The “Old Sutherland” Tartan
The most common of the Sutherland Tartans is “Old Sutherland.” This tartan first appeared in the ‘Vestiarium Scotium’ in 1842, although there is evidence of an earlier Sutherland tartan. In 1618 the Earl of Sutherland wrote in a letter “to remove the red and white lines from the plaids of the men, so as to bring their dress into harmony with that of the other septs.” The ancient, weathered, modern and muted color variations are considered to be a single tartan. The shades of color vary, but the basic colors and thread counts remain consistent.
Old Sutherland Ancient Colors
In early times, wool was dyed with plants, minerals and other natural substances. The lighter ancient colors approximate the appearance of the colors that would typically have resulted.
Old Sutherland Modern Colors
In the mid-1800’s, chemical dyes became available making it easier to achieve colors that were darker or more vivid. In the latter Victorian period, dark clothing was very popular.
Old Sutherland Weathered Colors

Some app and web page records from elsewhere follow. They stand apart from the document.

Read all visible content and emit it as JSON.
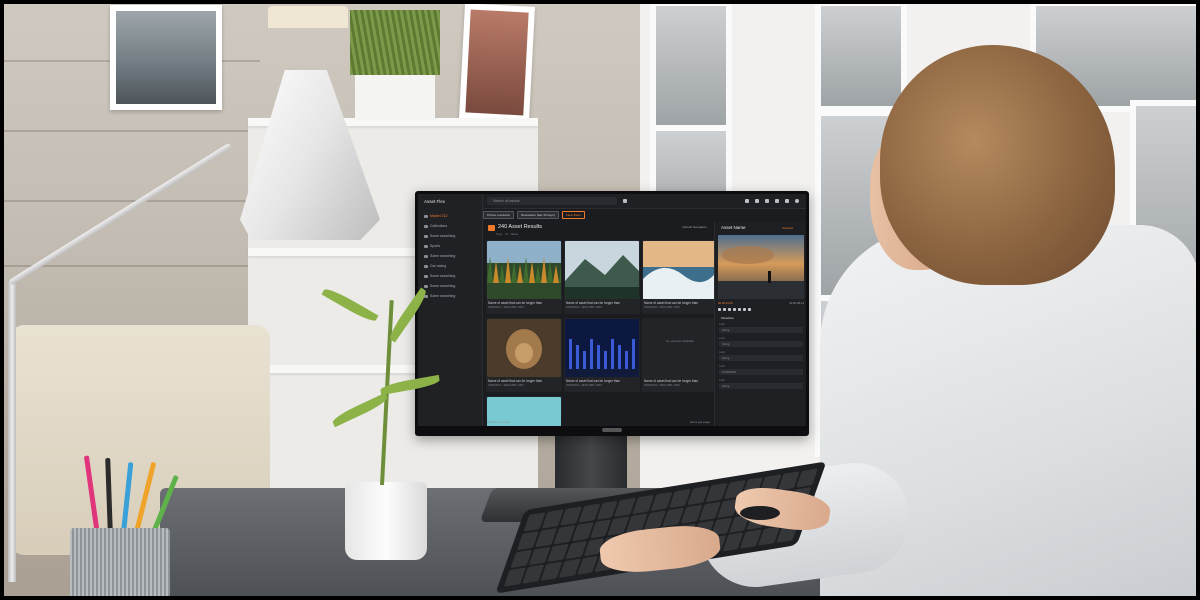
{
  "app": {
    "name": "Asset Flex",
    "search_placeholder": "Search all assets"
  },
  "sidebar": {
    "items": [
      {
        "label": "Market 212",
        "active": true
      },
      {
        "label": "Collections",
        "active": false
      },
      {
        "label": "Some searching",
        "active": false
      },
      {
        "label": "Sports",
        "active": false
      },
      {
        "label": "Some searching",
        "active": false
      },
      {
        "label": "Car racing",
        "active": false
      },
      {
        "label": "Some searching",
        "active": false
      },
      {
        "label": "Some searching",
        "active": false
      },
      {
        "label": "Some searching",
        "active": false
      }
    ]
  },
  "filters": {
    "chips": [
      "Picture resolution",
      "Bestsellers (last 30 days)",
      "Clear filters"
    ]
  },
  "results": {
    "count": "240",
    "title": "Asset Results",
    "columns": [
      "Type",
      "Id",
      "Name"
    ],
    "sort": "Default Navigation"
  },
  "assets": [
    {
      "name": "Name of asset that can be longer than",
      "meta": "25/06/2024 • 1920x1080 • MP4",
      "preview": "forest"
    },
    {
      "name": "Name of asset that can be longer than",
      "meta": "25/06/2024 • 1920x1080 • MP4",
      "preview": "mountain"
    },
    {
      "name": "Name of asset that can be longer than",
      "meta": "25/06/2024 • 1920x1080 • MP4",
      "preview": "wave"
    },
    {
      "name": "Name of asset that can be longer than",
      "meta": "25/06/2024 • 1920x1080 • MP4",
      "preview": "sunset"
    },
    {
      "name": "Name of asset that can be longer than",
      "meta": "25/06/2024 • 1920x1080 • MP4",
      "preview": "lion"
    },
    {
      "name": "Name of asset that can be longer than",
      "meta": "25/06/2024 • 1920x1080 • MP4",
      "preview": "city"
    },
    {
      "name": "Name of asset that can be longer than",
      "meta": "25/06/2024 • 1920x1080 • MP4",
      "preview": "none",
      "no_preview_text": "No preview available"
    },
    {
      "name": "",
      "meta": "",
      "preview": "beach"
    },
    {
      "name": "",
      "meta": "",
      "preview": "teal"
    }
  ],
  "detail": {
    "title": "Asset Name",
    "tag": "Preview",
    "timecode": "00:00:12:00",
    "duration": "00:00:28:12",
    "section": "Metadata",
    "fields": [
      {
        "label": "Label",
        "value": "String"
      },
      {
        "label": "Label",
        "value": "String"
      },
      {
        "label": "Label",
        "value": "String"
      },
      {
        "label": "Label",
        "value": "10/06/2024"
      },
      {
        "label": "Label",
        "value": "String"
      }
    ]
  },
  "status": {
    "left": "176 items in view",
    "right": "Items per page"
  },
  "colors": {
    "accent": "#f07a2b",
    "screen_bg": "#1b1c1f"
  }
}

When exposed to the elements for long enough, fabric dyed with vegetable dyes would fade. The blues and greens became grays and browns. “Weathered” colors show how this would have looked.
Old Sutherland Muted Colors
The muted colors are another more recent variation of the Old Sutherland tartan.
Additional Sutherland Tartans
Old Sutherland Dress Tartan
Most dress tartans include a fair amount of white. To achieve this dress tartan, the white and green in the Old Sutherland tartan have been reversed. This variation dates to about 1980.
This is the oldest of the Sutherland tartans, of which one can be certain that it could have possibly been worn by members of the clan prior to 1746… Referred to today as Sutherland, it appears in a portrait of Kenneth, 3rd Lord Duffus, one of the Sutherland lairds, painted in c.1715 by Richard Waitt.
Black Watch Argyll & Sutherland Highlanders Regimental Tartan
This tartan seems to have been adopted by or given to the Argyll & Sutherland Highlanders upon the regiment’s raising in 1794. It may have been adopted as a family tartan by the Sutherlands in 1800 as a sample in the Cockburn Collection bears this date.
Black Watch Argyll & Sutherland Highlanders Dress Tartan
This tartan dates to about 1930 when the earliest known sample was available from John Lewis (a London store) who labeled it as Black Watch Dress. Messrs. Anderson of Edinburgh who obtained a sample from John Lewis labeled it as a Sutherland Tartan.
Sutherland Artifact Tartan
This Sutherland tartan was found in the Fort William Museum. The date is unknown, but it is a variation of the Black Watch tartan with azure replacing the blue and blue replacing the black.
Sutherland 42nd Tartan
Although similar to Black Watch, the black stripes appear on every blue band instead of every other making it a shorter sett. It appeared in Wilson’s Key Pattern Book of 1819 and there is a sample in the Museum of Antiquities of Scotland in Edinburgh. Both have this as being a Sutherland tartan.
The thread counts and much of this historical information about these tartans was obtained from:
The Scottish Tartan Society
Port-na-Craig Road, Pitlochry PH16 5ND
Telephone: 044 (0) 1796 474079
Fax: 044 (0) 1796 474090